Wedding venues strained by restrictions
As COVID-19 cases continue to decline, Gov. Ralph Northam announced an ease of restrictions on outdoor events during a Wednesday, Feb. 24, news conference.
Beginning Monday, March 1, the number of people allowed to gather in outdoor settings for social gatherings increased from 10 to 25 people.
Outdoor entertainment venues such as football stadiums and racetracks will be able to operate at the lower of 1,000 spectators or 30% capacity. Indoor entertainment venues continue to have a cap of 250 people.
Owners of wedding venues say the new social distancing restrictions that favor outdoor entertainment venues should include them as well.
Venue owners like Sarah Brown of Waverly Estate located in Lunenburg said holding wedding venues to a 25-person limit is hurting their businesses.
“It is just ridiculous,” Brown said, “Our venue is not scaled to be able to operate off of just small weddings alone, and without the larger weddings for much longer, we will be very tight financially.”
Along with other wedding venue owners, Brown is involved with a large group that is currently majorly involved with trying to get the restrictions reconsidered and taking legal action.
“We, just like the restaurants, concert venues, carnivals, fairs, etc., that are specifically pointed out as allowed can regulate our events to ensure safe COVID regulations too, and that’s all we want,” Brown said. “We want the right to work. We don’t want government handouts. We want to work and earn our own money the right way.”
Brown said due to the COVID-19 regulations across the commonwealth, some of her couples have had to postpone their original wedding dates multiple times.
According to weddingreport.com, 41.5% of couples who planned to marry in 2020 have moved their weddings to this year.

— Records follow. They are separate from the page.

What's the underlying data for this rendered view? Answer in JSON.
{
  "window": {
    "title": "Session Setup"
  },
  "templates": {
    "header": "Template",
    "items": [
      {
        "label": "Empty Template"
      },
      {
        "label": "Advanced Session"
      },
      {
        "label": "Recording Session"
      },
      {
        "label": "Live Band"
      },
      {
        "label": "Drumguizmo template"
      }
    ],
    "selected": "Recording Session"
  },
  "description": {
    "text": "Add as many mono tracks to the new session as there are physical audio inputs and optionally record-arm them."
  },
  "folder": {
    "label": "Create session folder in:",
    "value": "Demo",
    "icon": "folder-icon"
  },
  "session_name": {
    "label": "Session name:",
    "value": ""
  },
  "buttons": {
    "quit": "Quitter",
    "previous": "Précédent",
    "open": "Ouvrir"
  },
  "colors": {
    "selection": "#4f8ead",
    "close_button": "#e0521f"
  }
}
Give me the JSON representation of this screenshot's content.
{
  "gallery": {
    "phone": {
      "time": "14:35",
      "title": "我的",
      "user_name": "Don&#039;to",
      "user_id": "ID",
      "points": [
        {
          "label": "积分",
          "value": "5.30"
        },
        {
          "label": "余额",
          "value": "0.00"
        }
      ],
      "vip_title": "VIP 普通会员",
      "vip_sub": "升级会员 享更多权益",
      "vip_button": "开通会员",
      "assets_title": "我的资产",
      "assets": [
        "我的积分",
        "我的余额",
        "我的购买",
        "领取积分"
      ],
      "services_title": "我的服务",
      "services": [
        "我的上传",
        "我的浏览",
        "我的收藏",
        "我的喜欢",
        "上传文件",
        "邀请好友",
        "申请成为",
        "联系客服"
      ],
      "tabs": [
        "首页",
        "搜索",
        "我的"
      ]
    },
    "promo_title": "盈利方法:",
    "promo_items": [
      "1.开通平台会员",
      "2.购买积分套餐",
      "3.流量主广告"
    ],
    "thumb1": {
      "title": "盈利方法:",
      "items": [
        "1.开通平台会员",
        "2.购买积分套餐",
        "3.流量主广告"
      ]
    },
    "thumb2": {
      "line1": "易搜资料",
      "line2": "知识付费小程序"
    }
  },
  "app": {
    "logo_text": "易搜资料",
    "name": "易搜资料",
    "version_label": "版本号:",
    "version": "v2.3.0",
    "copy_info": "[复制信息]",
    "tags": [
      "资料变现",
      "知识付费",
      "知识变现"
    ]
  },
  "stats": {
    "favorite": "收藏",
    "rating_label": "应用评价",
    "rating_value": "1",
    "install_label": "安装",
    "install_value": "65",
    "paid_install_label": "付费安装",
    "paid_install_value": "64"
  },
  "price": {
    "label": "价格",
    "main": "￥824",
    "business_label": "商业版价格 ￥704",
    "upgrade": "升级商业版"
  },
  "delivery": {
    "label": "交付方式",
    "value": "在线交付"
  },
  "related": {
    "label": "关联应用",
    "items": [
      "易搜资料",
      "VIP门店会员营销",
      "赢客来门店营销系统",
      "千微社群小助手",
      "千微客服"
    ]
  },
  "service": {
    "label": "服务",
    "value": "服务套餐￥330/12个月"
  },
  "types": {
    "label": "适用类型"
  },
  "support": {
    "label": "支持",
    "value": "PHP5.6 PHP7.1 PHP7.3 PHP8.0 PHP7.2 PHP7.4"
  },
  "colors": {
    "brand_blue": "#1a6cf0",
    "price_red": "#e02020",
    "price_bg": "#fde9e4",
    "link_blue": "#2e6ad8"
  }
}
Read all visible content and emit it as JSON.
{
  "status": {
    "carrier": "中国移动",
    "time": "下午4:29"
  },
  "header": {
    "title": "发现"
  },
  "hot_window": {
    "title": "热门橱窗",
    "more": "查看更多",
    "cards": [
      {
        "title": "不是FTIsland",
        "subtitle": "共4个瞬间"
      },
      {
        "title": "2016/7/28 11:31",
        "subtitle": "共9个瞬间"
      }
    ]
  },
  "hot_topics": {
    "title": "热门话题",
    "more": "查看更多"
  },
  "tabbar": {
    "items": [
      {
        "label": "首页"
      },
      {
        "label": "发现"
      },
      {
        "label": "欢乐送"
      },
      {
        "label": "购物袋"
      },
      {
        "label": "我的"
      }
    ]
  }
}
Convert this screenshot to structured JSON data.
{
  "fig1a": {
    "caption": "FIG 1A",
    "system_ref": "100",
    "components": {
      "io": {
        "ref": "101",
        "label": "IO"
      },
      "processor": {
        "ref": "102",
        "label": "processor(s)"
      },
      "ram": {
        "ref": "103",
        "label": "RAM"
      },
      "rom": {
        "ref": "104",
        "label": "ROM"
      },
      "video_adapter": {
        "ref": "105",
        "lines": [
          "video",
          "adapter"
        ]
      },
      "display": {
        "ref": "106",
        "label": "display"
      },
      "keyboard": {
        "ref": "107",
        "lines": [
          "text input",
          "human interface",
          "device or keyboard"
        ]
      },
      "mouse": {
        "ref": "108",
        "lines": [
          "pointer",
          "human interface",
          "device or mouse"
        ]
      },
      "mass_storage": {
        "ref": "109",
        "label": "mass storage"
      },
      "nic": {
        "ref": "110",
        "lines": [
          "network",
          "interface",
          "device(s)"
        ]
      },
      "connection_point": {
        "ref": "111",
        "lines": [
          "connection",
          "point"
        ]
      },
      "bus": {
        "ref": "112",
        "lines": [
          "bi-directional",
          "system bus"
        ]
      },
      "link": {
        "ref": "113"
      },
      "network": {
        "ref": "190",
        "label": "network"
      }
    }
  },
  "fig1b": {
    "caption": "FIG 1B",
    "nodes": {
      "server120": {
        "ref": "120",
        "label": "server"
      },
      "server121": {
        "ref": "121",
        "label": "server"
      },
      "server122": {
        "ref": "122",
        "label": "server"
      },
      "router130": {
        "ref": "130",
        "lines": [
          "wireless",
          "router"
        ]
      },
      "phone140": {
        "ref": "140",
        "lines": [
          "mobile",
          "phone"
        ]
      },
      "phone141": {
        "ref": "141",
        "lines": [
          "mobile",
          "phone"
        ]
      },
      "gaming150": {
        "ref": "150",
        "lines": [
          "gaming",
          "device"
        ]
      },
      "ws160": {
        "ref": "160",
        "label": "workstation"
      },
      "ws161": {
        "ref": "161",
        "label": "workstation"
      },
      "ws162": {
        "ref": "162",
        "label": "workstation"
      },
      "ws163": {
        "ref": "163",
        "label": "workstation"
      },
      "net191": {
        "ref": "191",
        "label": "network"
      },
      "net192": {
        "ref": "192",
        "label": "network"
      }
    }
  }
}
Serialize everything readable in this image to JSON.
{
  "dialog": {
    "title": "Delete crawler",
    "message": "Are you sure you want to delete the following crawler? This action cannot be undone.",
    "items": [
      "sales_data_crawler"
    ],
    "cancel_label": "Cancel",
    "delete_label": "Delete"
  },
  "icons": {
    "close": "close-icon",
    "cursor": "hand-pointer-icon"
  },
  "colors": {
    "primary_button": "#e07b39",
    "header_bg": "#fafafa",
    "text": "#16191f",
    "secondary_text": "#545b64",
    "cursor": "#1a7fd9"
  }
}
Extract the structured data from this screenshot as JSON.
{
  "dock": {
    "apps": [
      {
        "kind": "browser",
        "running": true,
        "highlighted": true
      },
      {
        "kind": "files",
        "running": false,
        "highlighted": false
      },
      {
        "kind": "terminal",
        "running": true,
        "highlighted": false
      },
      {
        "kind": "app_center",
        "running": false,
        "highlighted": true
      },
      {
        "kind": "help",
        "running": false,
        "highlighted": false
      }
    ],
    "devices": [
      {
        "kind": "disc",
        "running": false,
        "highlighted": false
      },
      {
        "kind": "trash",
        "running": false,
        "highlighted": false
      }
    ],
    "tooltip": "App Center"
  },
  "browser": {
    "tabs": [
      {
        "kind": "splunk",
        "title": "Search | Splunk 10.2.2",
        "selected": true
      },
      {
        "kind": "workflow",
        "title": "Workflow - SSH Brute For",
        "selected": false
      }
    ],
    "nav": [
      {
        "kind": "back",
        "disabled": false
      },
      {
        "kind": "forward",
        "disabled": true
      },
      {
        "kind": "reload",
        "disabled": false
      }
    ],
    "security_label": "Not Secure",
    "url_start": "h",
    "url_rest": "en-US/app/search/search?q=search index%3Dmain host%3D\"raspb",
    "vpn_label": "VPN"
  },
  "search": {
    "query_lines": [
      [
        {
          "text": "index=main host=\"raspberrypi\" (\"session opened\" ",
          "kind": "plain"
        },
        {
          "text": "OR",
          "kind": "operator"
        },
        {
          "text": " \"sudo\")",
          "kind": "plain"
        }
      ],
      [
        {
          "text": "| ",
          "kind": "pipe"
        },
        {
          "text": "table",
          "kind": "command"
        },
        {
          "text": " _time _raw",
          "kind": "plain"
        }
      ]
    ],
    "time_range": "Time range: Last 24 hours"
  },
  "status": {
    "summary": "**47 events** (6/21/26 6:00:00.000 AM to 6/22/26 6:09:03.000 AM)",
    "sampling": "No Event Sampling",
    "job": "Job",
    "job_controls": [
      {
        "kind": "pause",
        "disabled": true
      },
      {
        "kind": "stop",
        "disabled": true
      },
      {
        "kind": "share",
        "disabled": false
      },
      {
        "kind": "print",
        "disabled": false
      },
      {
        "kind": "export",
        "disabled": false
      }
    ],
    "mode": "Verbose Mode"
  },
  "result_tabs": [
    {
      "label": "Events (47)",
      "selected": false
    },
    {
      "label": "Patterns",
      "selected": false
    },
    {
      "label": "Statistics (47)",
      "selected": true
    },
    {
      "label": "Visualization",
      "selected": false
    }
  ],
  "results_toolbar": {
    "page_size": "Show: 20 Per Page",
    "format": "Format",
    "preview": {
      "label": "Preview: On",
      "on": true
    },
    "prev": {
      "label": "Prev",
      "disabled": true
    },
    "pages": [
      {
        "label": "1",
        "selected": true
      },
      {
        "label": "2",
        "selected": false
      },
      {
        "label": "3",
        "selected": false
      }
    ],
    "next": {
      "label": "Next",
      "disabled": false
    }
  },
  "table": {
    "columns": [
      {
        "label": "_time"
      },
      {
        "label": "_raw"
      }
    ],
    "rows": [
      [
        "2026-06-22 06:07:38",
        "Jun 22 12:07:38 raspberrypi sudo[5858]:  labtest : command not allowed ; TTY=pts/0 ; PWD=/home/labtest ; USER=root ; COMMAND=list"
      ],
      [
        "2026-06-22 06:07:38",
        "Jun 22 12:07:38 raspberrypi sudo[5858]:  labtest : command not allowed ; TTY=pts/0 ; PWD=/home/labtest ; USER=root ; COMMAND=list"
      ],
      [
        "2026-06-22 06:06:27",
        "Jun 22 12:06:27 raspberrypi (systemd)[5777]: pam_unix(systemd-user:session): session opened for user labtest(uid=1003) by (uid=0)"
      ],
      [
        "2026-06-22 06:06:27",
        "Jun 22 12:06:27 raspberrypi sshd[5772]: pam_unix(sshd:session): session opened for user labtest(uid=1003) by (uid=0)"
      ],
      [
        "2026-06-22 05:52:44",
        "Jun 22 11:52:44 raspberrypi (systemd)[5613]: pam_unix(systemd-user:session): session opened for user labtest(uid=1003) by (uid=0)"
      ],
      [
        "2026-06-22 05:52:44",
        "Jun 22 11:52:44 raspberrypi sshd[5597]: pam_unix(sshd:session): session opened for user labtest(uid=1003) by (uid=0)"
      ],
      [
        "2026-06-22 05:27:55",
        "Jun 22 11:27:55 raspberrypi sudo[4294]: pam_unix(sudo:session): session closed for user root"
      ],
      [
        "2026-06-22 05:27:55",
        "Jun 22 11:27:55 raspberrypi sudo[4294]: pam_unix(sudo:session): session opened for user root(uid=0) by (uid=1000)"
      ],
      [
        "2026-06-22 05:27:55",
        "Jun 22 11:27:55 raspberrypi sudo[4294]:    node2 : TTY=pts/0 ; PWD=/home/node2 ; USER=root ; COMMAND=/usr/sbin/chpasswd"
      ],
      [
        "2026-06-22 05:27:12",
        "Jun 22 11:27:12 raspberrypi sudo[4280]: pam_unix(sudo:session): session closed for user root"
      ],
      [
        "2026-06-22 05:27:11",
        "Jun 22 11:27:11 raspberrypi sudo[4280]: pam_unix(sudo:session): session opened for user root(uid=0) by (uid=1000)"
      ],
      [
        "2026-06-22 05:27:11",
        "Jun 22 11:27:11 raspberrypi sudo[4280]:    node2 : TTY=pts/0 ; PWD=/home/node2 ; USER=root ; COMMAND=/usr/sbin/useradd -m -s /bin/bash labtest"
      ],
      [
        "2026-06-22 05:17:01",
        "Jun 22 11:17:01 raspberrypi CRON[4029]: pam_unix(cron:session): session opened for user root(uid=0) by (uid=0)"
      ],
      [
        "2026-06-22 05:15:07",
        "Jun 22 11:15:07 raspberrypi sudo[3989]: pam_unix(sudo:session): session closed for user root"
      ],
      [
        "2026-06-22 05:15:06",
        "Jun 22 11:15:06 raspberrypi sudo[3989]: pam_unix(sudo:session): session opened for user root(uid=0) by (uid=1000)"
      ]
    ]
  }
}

“We have been fortunate that our couples in the past year have been very understanding of this awful situation, and many have postponed their wedding to new dates in hopes that restrictions are eased by then,” Brown said. “If this continues much longer, I imagine couples are not going to have the same patience and will either want to do their wedding regardless of the restrictions, which we also want, but it’s scary to put our business at risk.”
General Manager Joanna Baldwin of Carolyn Baldwin Lake Pavilion in Farmville said couples want to know how many of their loved ones they can invite, and it has become overwhelming due to the ongoing changes.
“Emotionally, we are hurting because we truly care about our clients and have been worn down by repeatedly having to explain to them that we don’t know how many of their loved ones will be allowed at their wedding until right before their date,” Baldwin said. “It is hard when clients ask why other businesses are allowed to operate with so many more people in a similar space than they are allowed to have at their wedding.”
Regardless, Brown said people just want to get married, and the constant change in restrictions and the new restrictions that do not include wedding venues is hurting couples financially as well.
“If they are unable to have the wedding, they were supposed to have a year ago again this year, that puts people in a major financial hardship,” Brown said. “People just want to get married, and that can happen safely.”